__Collected data entries__:
● ● ●
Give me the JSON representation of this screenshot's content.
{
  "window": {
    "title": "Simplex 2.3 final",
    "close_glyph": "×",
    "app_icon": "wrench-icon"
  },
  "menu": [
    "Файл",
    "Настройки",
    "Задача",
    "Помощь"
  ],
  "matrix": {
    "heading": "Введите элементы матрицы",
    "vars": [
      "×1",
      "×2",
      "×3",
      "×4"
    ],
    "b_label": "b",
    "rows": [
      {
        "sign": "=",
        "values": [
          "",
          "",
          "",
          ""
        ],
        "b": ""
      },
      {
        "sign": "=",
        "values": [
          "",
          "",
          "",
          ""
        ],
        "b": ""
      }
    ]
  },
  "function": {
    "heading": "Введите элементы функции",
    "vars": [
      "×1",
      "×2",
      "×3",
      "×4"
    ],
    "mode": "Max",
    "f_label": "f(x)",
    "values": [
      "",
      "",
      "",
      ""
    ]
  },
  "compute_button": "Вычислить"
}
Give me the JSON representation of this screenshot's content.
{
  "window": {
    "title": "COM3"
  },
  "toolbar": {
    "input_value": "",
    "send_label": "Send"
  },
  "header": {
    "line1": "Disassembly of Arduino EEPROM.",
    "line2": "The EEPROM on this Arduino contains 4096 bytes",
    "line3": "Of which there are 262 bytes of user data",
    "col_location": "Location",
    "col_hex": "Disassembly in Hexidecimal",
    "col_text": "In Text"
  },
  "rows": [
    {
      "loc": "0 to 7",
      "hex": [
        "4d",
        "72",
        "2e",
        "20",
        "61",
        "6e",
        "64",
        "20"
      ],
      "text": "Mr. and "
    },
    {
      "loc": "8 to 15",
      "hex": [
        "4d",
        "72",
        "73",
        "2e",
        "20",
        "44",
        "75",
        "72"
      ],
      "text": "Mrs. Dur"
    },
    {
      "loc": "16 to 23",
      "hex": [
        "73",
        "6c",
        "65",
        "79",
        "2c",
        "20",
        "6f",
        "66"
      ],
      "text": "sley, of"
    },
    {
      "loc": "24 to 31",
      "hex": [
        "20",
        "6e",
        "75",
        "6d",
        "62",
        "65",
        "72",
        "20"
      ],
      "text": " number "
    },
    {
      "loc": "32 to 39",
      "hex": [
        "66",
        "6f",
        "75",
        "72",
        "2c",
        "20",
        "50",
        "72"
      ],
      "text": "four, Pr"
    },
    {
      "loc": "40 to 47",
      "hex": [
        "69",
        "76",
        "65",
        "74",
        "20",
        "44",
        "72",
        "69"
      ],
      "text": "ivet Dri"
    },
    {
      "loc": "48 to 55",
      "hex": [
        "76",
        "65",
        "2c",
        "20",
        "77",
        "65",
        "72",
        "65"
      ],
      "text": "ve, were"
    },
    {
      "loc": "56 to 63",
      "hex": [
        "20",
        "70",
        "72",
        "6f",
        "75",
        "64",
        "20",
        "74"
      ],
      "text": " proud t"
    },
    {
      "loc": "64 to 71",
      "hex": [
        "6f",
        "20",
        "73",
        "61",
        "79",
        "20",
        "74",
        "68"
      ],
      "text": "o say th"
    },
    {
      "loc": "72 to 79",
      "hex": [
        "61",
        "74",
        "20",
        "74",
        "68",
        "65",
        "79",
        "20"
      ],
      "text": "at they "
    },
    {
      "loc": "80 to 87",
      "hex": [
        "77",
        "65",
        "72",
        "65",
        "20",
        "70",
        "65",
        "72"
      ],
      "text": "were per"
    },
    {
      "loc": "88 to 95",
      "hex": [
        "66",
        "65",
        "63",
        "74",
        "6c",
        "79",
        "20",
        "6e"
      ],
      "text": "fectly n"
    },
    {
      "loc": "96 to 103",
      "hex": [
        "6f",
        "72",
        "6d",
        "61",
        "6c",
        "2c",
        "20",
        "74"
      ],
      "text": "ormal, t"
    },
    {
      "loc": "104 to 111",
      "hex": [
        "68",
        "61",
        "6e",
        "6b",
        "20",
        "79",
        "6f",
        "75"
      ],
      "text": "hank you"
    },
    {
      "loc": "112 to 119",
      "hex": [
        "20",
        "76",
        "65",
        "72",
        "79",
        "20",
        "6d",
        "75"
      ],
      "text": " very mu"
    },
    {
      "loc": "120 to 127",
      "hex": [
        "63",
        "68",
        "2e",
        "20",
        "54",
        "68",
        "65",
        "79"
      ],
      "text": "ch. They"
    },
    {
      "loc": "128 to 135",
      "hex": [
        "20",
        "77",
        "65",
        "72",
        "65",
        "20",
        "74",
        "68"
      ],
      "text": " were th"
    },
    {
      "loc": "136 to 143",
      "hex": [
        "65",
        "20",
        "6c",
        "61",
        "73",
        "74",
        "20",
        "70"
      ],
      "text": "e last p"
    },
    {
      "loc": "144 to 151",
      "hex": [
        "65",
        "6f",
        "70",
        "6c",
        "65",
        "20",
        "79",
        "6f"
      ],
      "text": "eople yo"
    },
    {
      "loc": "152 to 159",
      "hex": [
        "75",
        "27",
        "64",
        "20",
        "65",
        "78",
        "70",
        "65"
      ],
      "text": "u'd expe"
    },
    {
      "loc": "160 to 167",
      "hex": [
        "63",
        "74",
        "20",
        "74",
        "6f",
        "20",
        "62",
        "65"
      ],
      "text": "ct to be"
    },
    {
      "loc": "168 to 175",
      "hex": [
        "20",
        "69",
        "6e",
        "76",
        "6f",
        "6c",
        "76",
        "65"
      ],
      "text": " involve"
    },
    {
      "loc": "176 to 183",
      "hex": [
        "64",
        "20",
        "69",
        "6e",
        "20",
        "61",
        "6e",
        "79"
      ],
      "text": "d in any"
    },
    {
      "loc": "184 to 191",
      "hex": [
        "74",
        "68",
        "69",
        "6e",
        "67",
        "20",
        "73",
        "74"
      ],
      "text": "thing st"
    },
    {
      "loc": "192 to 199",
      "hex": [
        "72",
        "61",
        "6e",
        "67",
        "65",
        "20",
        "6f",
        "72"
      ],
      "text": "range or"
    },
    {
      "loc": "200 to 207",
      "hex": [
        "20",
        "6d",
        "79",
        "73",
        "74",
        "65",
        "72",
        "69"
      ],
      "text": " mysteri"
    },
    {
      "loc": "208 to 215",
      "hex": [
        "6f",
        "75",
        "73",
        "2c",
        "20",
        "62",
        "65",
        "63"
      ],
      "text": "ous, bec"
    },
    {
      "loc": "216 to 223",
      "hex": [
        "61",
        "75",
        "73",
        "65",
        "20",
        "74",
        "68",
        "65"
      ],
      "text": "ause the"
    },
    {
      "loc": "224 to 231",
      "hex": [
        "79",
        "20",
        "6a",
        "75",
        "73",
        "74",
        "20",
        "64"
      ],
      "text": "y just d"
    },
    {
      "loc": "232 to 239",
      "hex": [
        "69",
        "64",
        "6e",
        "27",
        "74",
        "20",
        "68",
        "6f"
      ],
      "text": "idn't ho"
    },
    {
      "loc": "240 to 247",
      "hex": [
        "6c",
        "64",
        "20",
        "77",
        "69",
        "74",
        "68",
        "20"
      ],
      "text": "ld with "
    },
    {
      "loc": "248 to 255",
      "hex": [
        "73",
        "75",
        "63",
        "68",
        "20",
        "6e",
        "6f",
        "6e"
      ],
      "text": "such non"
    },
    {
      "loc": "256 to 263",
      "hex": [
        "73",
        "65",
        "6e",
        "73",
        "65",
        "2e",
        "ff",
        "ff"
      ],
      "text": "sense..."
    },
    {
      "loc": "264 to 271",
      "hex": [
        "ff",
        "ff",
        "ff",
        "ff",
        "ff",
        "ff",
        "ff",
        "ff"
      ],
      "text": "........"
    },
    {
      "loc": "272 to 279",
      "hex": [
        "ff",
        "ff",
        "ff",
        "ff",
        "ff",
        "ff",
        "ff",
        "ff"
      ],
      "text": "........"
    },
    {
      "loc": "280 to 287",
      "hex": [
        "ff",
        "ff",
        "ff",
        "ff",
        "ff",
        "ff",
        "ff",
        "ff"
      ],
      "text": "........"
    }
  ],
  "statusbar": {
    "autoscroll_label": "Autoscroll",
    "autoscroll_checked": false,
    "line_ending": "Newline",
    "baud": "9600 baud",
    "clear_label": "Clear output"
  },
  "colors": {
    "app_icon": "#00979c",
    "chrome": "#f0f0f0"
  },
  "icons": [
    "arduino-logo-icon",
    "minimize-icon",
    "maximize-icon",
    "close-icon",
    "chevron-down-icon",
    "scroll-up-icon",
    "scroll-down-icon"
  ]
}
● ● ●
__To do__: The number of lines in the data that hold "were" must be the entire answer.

__Answer to the exercise__: 3